ERIC Number: ED047504
Record Type: RIE
Publication Date: 1971
Reference Count: N/A
Two Applications of Simulation in the Educational Environment. Tech Memo.
Thomas, David B.
Two educational computer simulations are described in this paper. One of the simulations is STATSIM, a series of exercises applicable to statistical instruction. The content of the other simulation is comprised of mathematical learning models. Student involvement, the interactive nature of the simulations, and terminal display of materials are features common to both simulations. The learning simulations share two content similarities: (1) the quantitative nature of the subject matter, and (2) data outcomes following parameter specification by the student. In both cases, programing for presentation is done on an IBM 1500 instructional system using A Programing Language (APL). Using the simulations of mathematical learning models, an investigation was made of the effects of learner control of instructional sequence on attitudes, instruction time, and achievement. The results were mostly inconclusive, although there was an advantage for the naive student in learner control. It is concluded, in summary, that simulation of processes and procedures in the behavioral sciences is a viable method of instruction. (MF)

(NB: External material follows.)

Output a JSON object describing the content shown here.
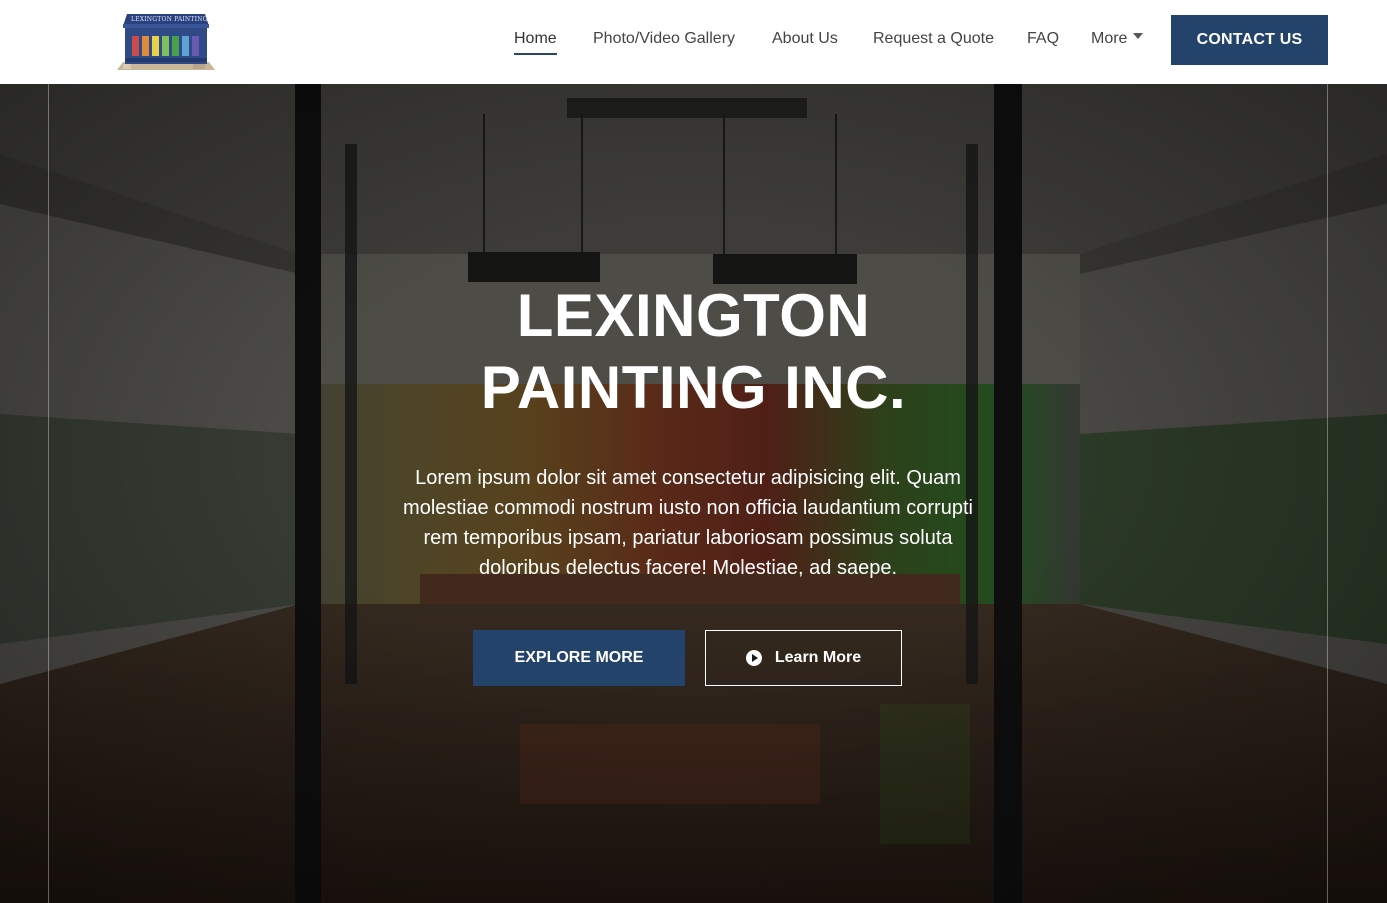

Descriptors: Behavioral Science Research, Computer Oriented Programs, Display Systems, Educational Environment, Educational Games, Hypothesis Testing, Input Output Devices, Interaction, Mathematical Models, Mathematics Instruction, Simulation, Statistical Analysis, Typewriting
National Technical Information Service, Springfield, Virginia 22151 (AD-718 847, MF $.95, HC $3.00)
Publication Type: N/A
Education Level: N/A
Sponsor: Office of Naval Research, Arlington, VA. Personnel and Training Research Programs Office.
Authoring Institution: Florida State Univ., Tallahassee. Computer-Assisted Instruction Center.
Identifiers: APL Programing Language; Cathode Ray Tubes; Florida State University; IBM System 1500; Statistical Simulation
Note: Paper presented at the Annual Meeting of the American Educational Research Association (New York, N.Y., February 4-7, 1971)